PROBLEM TO SOLVE
Starting at the top line and ending at the last, restate the records exactly.

(Dataset excerpts)
§

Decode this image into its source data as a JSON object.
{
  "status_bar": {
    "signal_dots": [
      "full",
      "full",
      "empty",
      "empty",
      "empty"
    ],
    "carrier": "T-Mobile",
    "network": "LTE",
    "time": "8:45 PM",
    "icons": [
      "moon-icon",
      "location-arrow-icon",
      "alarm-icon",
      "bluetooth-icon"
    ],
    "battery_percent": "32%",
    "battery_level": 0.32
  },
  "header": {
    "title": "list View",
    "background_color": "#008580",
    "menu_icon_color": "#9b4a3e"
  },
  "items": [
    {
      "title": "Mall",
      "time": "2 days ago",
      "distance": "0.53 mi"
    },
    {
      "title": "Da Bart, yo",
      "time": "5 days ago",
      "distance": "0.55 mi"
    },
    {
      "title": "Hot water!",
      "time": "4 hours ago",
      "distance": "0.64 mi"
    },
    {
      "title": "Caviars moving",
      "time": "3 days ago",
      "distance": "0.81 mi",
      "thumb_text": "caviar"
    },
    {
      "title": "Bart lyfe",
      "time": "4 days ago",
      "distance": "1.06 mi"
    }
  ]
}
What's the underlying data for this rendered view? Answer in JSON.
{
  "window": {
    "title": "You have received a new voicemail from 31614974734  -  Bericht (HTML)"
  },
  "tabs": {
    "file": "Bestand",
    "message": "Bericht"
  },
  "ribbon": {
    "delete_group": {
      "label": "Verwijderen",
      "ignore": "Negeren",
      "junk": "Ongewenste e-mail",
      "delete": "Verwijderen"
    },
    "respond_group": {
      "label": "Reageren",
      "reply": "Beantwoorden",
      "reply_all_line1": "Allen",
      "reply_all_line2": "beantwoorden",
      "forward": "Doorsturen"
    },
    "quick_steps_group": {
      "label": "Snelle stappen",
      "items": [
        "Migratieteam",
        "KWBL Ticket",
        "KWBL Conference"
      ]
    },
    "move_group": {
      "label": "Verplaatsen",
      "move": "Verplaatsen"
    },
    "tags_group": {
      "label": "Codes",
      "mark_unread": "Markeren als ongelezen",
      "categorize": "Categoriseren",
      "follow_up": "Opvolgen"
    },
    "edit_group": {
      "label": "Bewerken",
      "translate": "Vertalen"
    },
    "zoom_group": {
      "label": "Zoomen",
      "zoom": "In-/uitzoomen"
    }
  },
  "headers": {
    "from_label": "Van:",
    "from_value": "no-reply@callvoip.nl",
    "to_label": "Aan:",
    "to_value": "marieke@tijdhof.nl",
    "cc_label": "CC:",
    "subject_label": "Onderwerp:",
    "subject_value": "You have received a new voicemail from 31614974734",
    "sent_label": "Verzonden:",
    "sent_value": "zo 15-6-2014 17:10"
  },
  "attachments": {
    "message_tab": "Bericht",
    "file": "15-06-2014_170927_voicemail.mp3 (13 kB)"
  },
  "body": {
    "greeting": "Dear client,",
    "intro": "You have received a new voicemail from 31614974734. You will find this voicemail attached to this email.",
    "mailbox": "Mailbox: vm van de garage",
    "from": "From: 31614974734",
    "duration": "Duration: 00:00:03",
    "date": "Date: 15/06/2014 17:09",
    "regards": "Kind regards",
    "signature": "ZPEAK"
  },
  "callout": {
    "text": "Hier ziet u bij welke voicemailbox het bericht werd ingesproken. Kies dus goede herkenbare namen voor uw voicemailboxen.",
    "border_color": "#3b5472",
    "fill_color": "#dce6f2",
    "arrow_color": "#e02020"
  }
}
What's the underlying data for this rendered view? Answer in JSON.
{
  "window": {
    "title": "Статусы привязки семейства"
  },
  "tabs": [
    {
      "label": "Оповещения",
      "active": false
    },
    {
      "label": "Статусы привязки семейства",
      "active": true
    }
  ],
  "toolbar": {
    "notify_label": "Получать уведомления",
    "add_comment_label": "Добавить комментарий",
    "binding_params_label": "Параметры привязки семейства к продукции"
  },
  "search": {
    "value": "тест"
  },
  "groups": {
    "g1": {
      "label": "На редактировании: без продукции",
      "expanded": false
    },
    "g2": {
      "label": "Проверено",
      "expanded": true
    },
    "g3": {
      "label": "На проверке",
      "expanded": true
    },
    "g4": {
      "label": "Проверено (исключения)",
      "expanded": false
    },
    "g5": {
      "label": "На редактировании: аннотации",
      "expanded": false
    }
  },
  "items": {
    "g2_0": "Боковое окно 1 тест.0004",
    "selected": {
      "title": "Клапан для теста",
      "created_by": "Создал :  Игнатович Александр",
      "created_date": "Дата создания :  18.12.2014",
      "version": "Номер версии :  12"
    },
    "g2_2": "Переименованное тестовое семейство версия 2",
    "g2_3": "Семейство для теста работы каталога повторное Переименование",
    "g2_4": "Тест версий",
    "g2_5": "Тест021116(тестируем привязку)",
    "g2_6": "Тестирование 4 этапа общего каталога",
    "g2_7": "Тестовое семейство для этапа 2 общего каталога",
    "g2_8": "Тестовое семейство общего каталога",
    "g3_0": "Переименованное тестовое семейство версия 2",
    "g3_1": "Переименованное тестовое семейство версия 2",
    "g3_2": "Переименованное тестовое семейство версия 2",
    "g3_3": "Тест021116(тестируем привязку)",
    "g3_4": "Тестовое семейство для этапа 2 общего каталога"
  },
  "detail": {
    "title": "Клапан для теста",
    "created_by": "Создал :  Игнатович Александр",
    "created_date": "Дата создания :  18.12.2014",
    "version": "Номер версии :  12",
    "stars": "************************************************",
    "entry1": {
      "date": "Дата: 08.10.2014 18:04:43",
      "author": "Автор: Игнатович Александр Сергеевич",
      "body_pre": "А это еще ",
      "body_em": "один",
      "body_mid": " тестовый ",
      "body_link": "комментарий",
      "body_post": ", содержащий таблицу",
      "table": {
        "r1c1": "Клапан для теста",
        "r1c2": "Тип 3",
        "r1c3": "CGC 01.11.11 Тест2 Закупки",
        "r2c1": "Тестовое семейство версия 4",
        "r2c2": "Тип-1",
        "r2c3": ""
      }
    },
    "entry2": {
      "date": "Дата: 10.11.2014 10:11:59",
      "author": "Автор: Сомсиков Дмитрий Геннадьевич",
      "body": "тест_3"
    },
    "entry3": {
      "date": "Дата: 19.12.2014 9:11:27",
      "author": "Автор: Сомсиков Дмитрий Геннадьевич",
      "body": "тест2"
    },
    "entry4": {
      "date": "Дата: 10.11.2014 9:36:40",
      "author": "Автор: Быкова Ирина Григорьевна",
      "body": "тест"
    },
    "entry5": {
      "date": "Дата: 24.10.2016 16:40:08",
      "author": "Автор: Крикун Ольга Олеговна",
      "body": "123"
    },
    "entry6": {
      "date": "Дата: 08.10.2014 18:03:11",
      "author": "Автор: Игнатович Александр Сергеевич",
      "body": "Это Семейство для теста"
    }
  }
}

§

COMPLETED EXERCISE
Decode this image into its source data as a JSON object.
{
  "status_bar": {
    "signal_dots": [
      "full",
      "full",
      "empty",
      "empty",
      "empty"
    ],
    "carrier": "T-Mobile",
    "network": "LTE",
    "time": "8:45 PM",
    "icons": [
      "moon-icon",
      "location-arrow-icon",
      "alarm-icon",
      "bluetooth-icon"
    ],
    "battery_percent": "32%",
    "battery_level": 0.32
  },
  "header": {
    "title": "list View",
    "background_color": "#008580",
    "menu_icon_color": "#9b4a3e"
  },
  "items": [
    {
      "title": "Mall",
      "time": "2 days ago",
      "distance": "0.53 mi"
    },
    {
      "title": "Da Bart, yo",
      "time": "5 days ago",
      "distance": "0.55 mi"
    },
    {
      "title": "Hot water!",
      "time": "4 hours ago",
      "distance": "0.64 mi"
    },
    {
      "title": "Caviars moving",
      "time": "3 days ago",
      "distance": "0.81 mi",
      "thumb_text": "caviar"
    },
    {
      "title": "Bart lyfe",
      "time": "4 days ago",
      "distance": "1.06 mi"
    }
  ]
}
What's the underlying data for this rendered view? Answer in JSON.
{
  "window": {
    "title": "You have received a new voicemail from 31614974734  -  Bericht (HTML)"
  },
  "tabs": {
    "file": "Bestand",
    "message": "Bericht"
  },
  "ribbon": {
    "delete_group": {
      "label": "Verwijderen",
      "ignore": "Negeren",
      "junk": "Ongewenste e-mail",
      "delete": "Verwijderen"
    },
    "respond_group": {
      "label": "Reageren",
      "reply": "Beantwoorden",
      "reply_all_line1": "Allen",
      "reply_all_line2": "beantwoorden",
      "forward": "Doorsturen"
    },
    "quick_steps_group": {
      "label": "Snelle stappen",
      "items": [
        "Migratieteam",
        "KWBL Ticket",
        "KWBL Conference"
      ]
    },
    "move_group": {
      "label": "Verplaatsen",
      "move": "Verplaatsen"
    },
    "tags_group": {
      "label": "Codes",
      "mark_unread": "Markeren als ongelezen",
      "categorize": "Categoriseren",
      "follow_up": "Opvolgen"
    },
    "edit_group": {
      "label": "Bewerken",
      "translate": "Vertalen"
    },
    "zoom_group": {
      "label": "Zoomen",
      "zoom": "In-/uitzoomen"
    }
  },
  "headers": {
    "from_label": "Van:",
    "from_value": "no-reply@callvoip.nl",
    "to_label": "Aan:",
    "to_value": "marieke@tijdhof.nl",
    "cc_label": "CC:",
    "subject_label": "Onderwerp:",
    "subject_value": "You have received a new voicemail from 31614974734",
    "sent_label": "Verzonden:",
    "sent_value": "zo 15-6-2014 17:10"
  },
  "attachments": {
    "message_tab": "Bericht",
    "file": "15-06-2014_170927_voicemail.mp3 (13 kB)"
  },
  "body": {
    "greeting": "Dear client,",
    "intro": "You have received a new voicemail from 31614974734. You will find this voicemail attached to this email.",
    "mailbox": "Mailbox: vm van de garage",
    "from": "From: 31614974734",
    "duration": "Duration: 00:00:03",
    "date": "Date: 15/06/2014 17:09",
    "regards": "Kind regards",
    "signature": "ZPEAK"
  },
  "callout": {
    "text": "Hier ziet u bij welke voicemailbox het bericht werd ingesproken. Kies dus goede herkenbare namen voor uw voicemailboxen.",
    "border_color": "#3b5472",
    "fill_color": "#dce6f2",
    "arrow_color": "#e02020"
  }
}
What's the underlying data for this rendered view? Answer in JSON.
{
  "window": {
    "title": "Статусы привязки семейства"
  },
  "tabs": [
    {
      "label": "Оповещения",
      "active": false
    },
    {
      "label": "Статусы привязки семейства",
      "active": true
    }
  ],
  "toolbar": {
    "notify_label": "Получать уведомления",
    "add_comment_label": "Добавить комментарий",
    "binding_params_label": "Параметры привязки семейства к продукции"
  },
  "search": {
    "value": "тест"
  },
  "groups": {
    "g1": {
      "label": "На редактировании: без продукции",
      "expanded": false
    },
    "g2": {
      "label": "Проверено",
      "expanded": true
    },
    "g3": {
      "label": "На проверке",
      "expanded": true
    },
    "g4": {
      "label": "Проверено (исключения)",
      "expanded": false
    },
    "g5": {
      "label": "На редактировании: аннотации",
      "expanded": false
    }
  },
  "items": {
    "g2_0": "Боковое окно 1 тест.0004",
    "selected": {
      "title": "Клапан для теста",
      "created_by": "Создал :  Игнатович Александр",
      "created_date": "Дата создания :  18.12.2014",
      "version": "Номер версии :  12"
    },
    "g2_2": "Переименованное тестовое семейство версия 2",
    "g2_3": "Семейство для теста работы каталога повторное Переименование",
    "g2_4": "Тест версий",
    "g2_5": "Тест021116(тестируем привязку)",
    "g2_6": "Тестирование 4 этапа общего каталога",
    "g2_7": "Тестовое семейство для этапа 2 общего каталога",
    "g2_8": "Тестовое семейство общего каталога",
    "g3_0": "Переименованное тестовое семейство версия 2",
    "g3_1": "Переименованное тестовое семейство версия 2",
    "g3_2": "Переименованное тестовое семейство версия 2",
    "g3_3": "Тест021116(тестируем привязку)",
    "g3_4": "Тестовое семейство для этапа 2 общего каталога"
  },
  "detail": {
    "title": "Клапан для теста",
    "created_by": "Создал :  Игнатович Александр",
    "created_date": "Дата создания :  18.12.2014",
    "version": "Номер версии :  12",
    "stars": "************************************************",
    "entry1": {
      "date": "Дата: 08.10.2014 18:04:43",
      "author": "Автор: Игнатович Александр Сергеевич",
      "body_pre": "А это еще ",
      "body_em": "один",
      "body_mid": " тестовый ",
      "body_link": "комментарий",
      "body_post": ", содержащий таблицу",
      "table": {
        "r1c1": "Клапан для теста",
        "r1c2": "Тип 3",
        "r1c3": "CGC 01.11.11 Тест2 Закупки",
        "r2c1": "Тестовое семейство версия 4",
        "r2c2": "Тип-1",
        "r2c3": ""
      }
    },
    "entry2": {
      "date": "Дата: 10.11.2014 10:11:59",
      "author": "Автор: Сомсиков Дмитрий Геннадьевич",
      "body": "тест_3"
    },
    "entry3": {
      "date": "Дата: 19.12.2014 9:11:27",
      "author": "Автор: Сомсиков Дмитрий Геннадьевич",
      "body": "тест2"
    },
    "entry4": {
      "date": "Дата: 10.11.2014 9:36:40",
      "author": "Автор: Быкова Ирина Григорьевна",
      "body": "тест"
    },
    "entry5": {
      "date": "Дата: 24.10.2016 16:40:08",
      "author": "Автор: Крикун Ольга Олеговна",
      "body": "123"
    },
    "entry6": {
      "date": "Дата: 08.10.2014 18:03:11",
      "author": "Автор: Игнатович Александр Сергеевич",
      "body": "Это Семейство для теста"
    }
  }
}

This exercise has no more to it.